A film I’ve thought about many times on this trip is Lost In Translation. Specifically the passing scenes in the film, the ones where Scarlet Johansson’s character is wandering by herself in Tokyo, observing a traditional wedding or Japanese kids playing rhythm games in the arcade. What they capture so well, these scenes, is a sense of foreignness, of distance, of having a cultural bubble between you and the place you are. Not merely alien but an awareness that you are the alien, the stranger in a strange land, observing norms that haven’t normalized in you. Yet.
I’ve been on the road for two months now, and can slowly start feeling myself untether from my previous life (and it does feel like a long-forgotten life) in New York. A sign perhaps: I’ve been scheming of ways to stay untethered when I do go back a month from now.
And that feeling of strangeness I’m talking about – I’m starting to feel it when I see the photos and updates my friends back home are posting. New norms are seeping in, making the old ones more apparent, like balsamic vinegar being dripped into olive oil. Maybe time will be the emulsifier here, but for the moment everything is still separate and distinct and sometimes silly.
One example: the shared cab and van rides I’ve been taking here, that I’ve written to you about in my past updates. No fixed schedule, leave only when there are enough people. Would never work if you’re in a rush to get somewhere, you might say. But without a formal alternative, I would imagine that it also begets a different attitude toward punctuality. Makes it less of a value. I’ll see you when you get here. It could be that this more casual way of doing things works only in a society where change happens slowly, and roles and jobs are constant. Some might say third-world, or “uncivilized,” but I would argue against a strict relationship between technological advancement and civilization. A more appropriate word would be informal. The systems that make things run in large parts of the third world are more informal.
On long bus and train rides, the drivers will stop and let onboard women who are selling fruit and sandwiches and rice puffs. Sometimes, the passengers themselves are the ones who, while they’re on the way from the middle of Bolivia to the Argentine border, will carry with them snacks and thermoses of coffee to hawk to the other passengers. On one of my buses in Peru, a woman came onboard with an entire barbecue beef neck and a meat cleaver, and was hacking away as the bus jostled left and right down the winding mountain road. It was some of the best barbecue I’ve ever had, and a hell of a lot better than airline food.
There’s a phrase in interface design: “paving the cowpaths” – taking the most frequently trod trails, the dirt in the grass, and formalizing them, turning them into roads. It’s done to ease movement where movement already exists, smooth the way through the system. But once you pave the cowpaths you have to maintain them. Problems are fixed but others are introduced.
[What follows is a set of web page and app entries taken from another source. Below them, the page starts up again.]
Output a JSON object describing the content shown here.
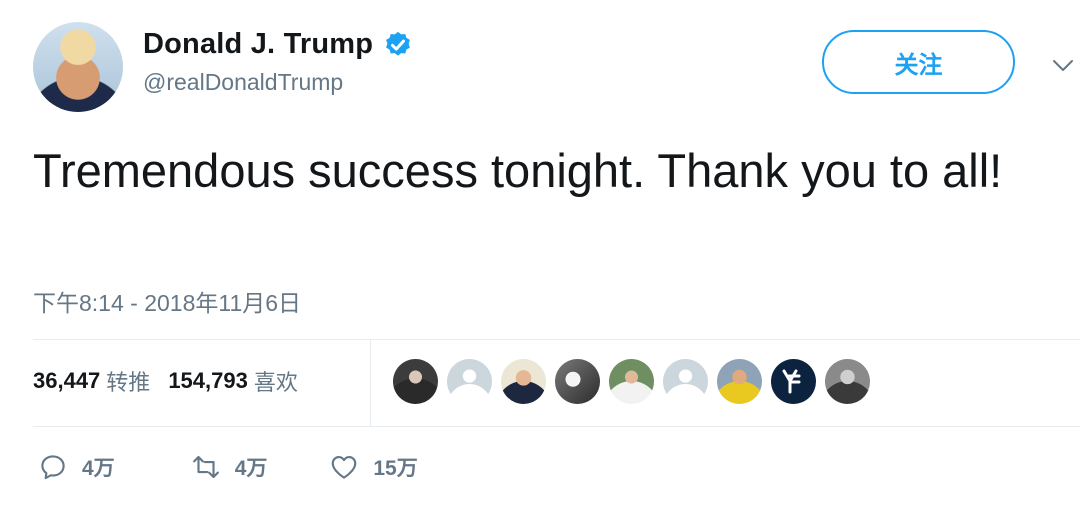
{
  "author": {
    "name": "Donald J. Trump",
    "handle": "@realDonaldTrump",
    "verified_icon": "verified-badge-icon",
    "avatar_icon": "profile-avatar"
  },
  "follow_label": "关注",
  "tweet": {
    "text": "Tremendous success tonight. Thank you to all!",
    "timestamp": "下午8:14 - 2018年11月6日"
  },
  "stats": {
    "retweets_count": "36,447",
    "retweets_label": "转推",
    "likes_count": "154,793",
    "likes_label": "喜欢"
  },
  "likers": [
    {
      "icon": "liker-avatar-1"
    },
    {
      "icon": "default-avatar"
    },
    {
      "icon": "liker-avatar-3"
    },
    {
      "icon": "liker-avatar-4"
    },
    {
      "icon": "liker-avatar-5"
    },
    {
      "icon": "default-avatar"
    },
    {
      "icon": "liker-avatar-7"
    },
    {
      "icon": "yankees-logo-avatar"
    },
    {
      "icon": "liker-avatar-9"
    }
  ],
  "actions": {
    "reply_count": "4万",
    "retweet_count": "4万",
    "like_count": "15万"
  },
  "colors": {
    "accent": "#1da1f2",
    "text": "#14171a",
    "secondary": "#657786",
    "divider": "#e6ecf0"
  }
}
The interstate freeway system might have brought us improved commerce, safer transport, spiritual road trips, but it also brought us McDonalds and Walmart and urban sprawl, just as those super-size fries bring us both childhood bliss and type-II diabetes.
Informal systems rely more on trust in other people, whereas formal systems rely more on trust in the built infrastructure of the system itself. What was once a strong interdependence between humans, helped along by flexible tools, becomes a one-way dependence on the tools themselves. And the more time I spend from the distance of societies that have not yet “caught up” with the first world, the more I’m struck by how much fear and hesitation there was and is in my own life, and in the life of others back home. Large parts of that fear, I’m realizing, are regarding systems that have yet to be formalized, or it’s distress from when the formalized systems, which are supposed to be smooth and flawless, don’t work as advertised. What also results from this fear is a pave-happiness, an urge to Skymallify and fix every possible minor annoyance, which only creates further and sometimes greater problems, like building a house to keep out snakes only to attract grizzly bears.
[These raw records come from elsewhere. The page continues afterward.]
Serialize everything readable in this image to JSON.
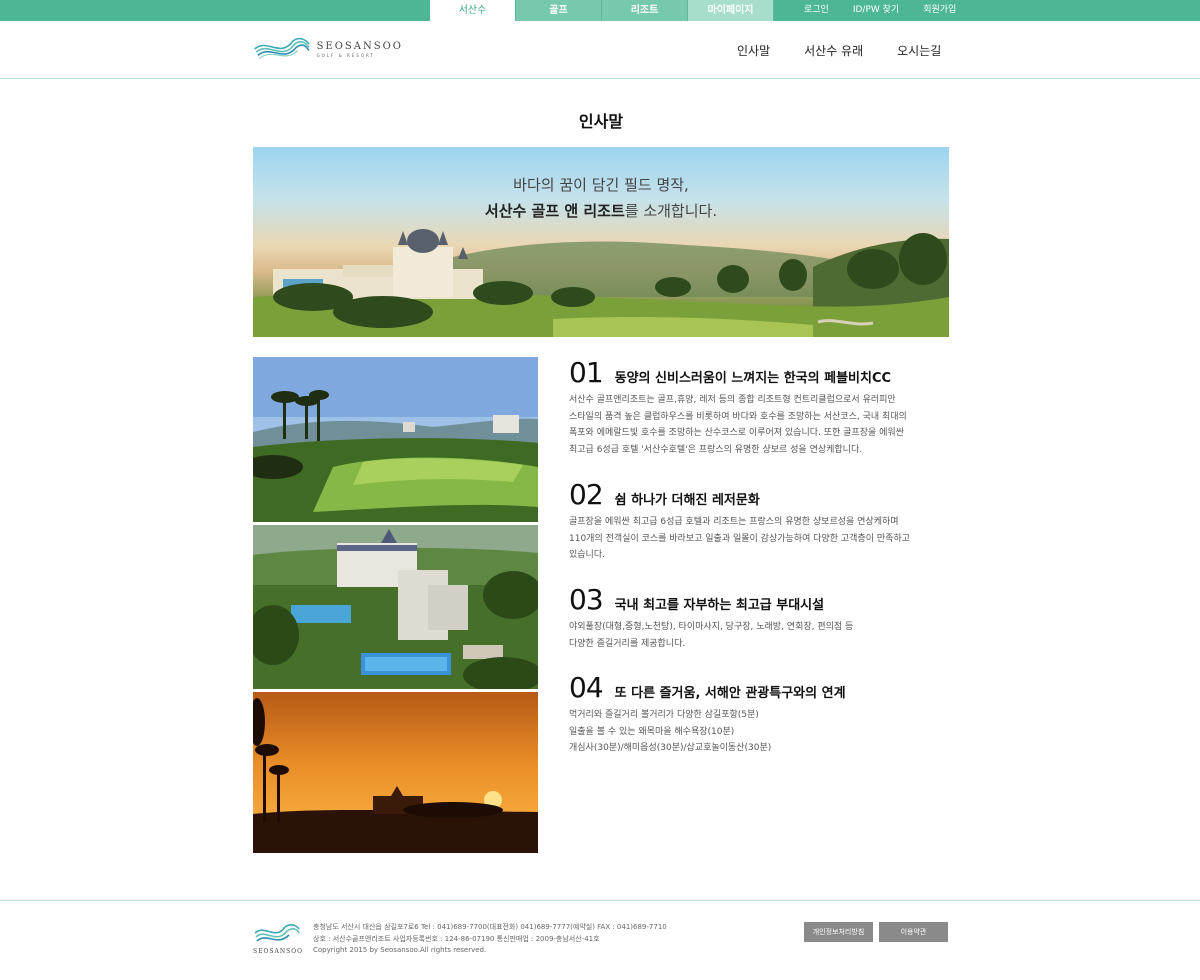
{
  "topbar": {
    "tabs": [
      "서산수",
      "골프",
      "리조트",
      "마이페이지"
    ],
    "links": [
      "로그인",
      "ID/PW 찾기",
      "회원가입"
    ]
  },
  "header": {
    "logo_name": "SEOSANSOO",
    "logo_sub": "GOLF & RESORT",
    "nav": [
      "인사말",
      "서산수 유래",
      "오시는길"
    ]
  },
  "page_title": "인사말",
  "hero": {
    "line1": "바다의 꿈이 담긴 필드 명작,",
    "line2_bold": "서산수 골프 앤 리조트",
    "line2_rest": "를 소개합니다."
  },
  "features": [
    {
      "num": "01",
      "title": "동양의 신비스러움이 느껴지는 한국의 페블비치CC",
      "lines": [
        "서산수 골프앤리조트는 골프,휴양, 레저 등의 종합 리조트형 컨트리클럽으로서 유러피안",
        "스타일의 품격 높은 클럽하우스를 비롯하여 바다와 호수를 조망하는 서산코스, 국내 최대의",
        "폭포와 에메랄드빛 호수를 조망하는 산수코스로 이루어져 있습니다. 또한 골프장을 에워싼",
        "최고급 6성급 호텔 '서산수호텔'은 프랑스의 유명한 샹보르 성을 연상케합니다."
      ]
    },
    {
      "num": "02",
      "title": "쉼 하나가 더해진 레저문화",
      "lines": [
        "골프장을 에워싼 최고급 6성급 호텔과 리조트는 프랑스의 유명한 샹보르성을 연상케하며",
        "110개의 전객실이 코스를 바라보고 일출과 일몰이 감상가능하여 다양한 고객층이 만족하고",
        "있습니다."
      ]
    },
    {
      "num": "03",
      "title": "국내 최고를 자부하는 최고급 부대시설",
      "lines": [
        "야외풀장(대형,중형,노천탕), 타이마사지, 당구장, 노래방, 연회장, 편의점 등",
        "다양한 즐길거리를 제공합니다."
      ]
    },
    {
      "num": "04",
      "title": "또 다른 즐거움, 서해안 관광특구와의 연계",
      "lines": [
        "먹거리와 즐길거리 볼거리가 다양한 삼길포항(5분)",
        "일출을 볼 수 있는 왜목마을 해수욕장(10분)",
        "개심사(30분)/해미읍성(30분)/삽교호놀이동산(30분)"
      ]
    }
  ],
  "footer": {
    "logo_name": "SEOSANSOO",
    "info": [
      "충청남도 서산시 대산읍 삼길포7로6 Tel : 041)689-7700(대표전화) 041)689-7777(예약실) FAX : 041)689-7710",
      "상호 : 서산수골프앤리조트 사업자등록번호 : 124-86-07190 통신판매업 : 2009-충남서산-41호",
      "Copyright 2015 by Seosansoo.All rights reserved."
    ],
    "privacy_button": "개인정보처리방침",
    "terms_button": "이용약관"
  },
  "colors": {
    "accent": "#4db694",
    "tab_inactive": "#76c9ad",
    "tab_light": "#a6ddcb",
    "footer_button": "#8a8a8a"
  }
}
Maybe this is the way the world is going. But while I’m still on the outside and seeing the strange excessiveness of some formal systems, I’m learning to appreciate the strange beauty of some informal ones, and trying to understand how in circumstances where we have a choice, when it’s more appropriate to act, and when it’s better to do nothing.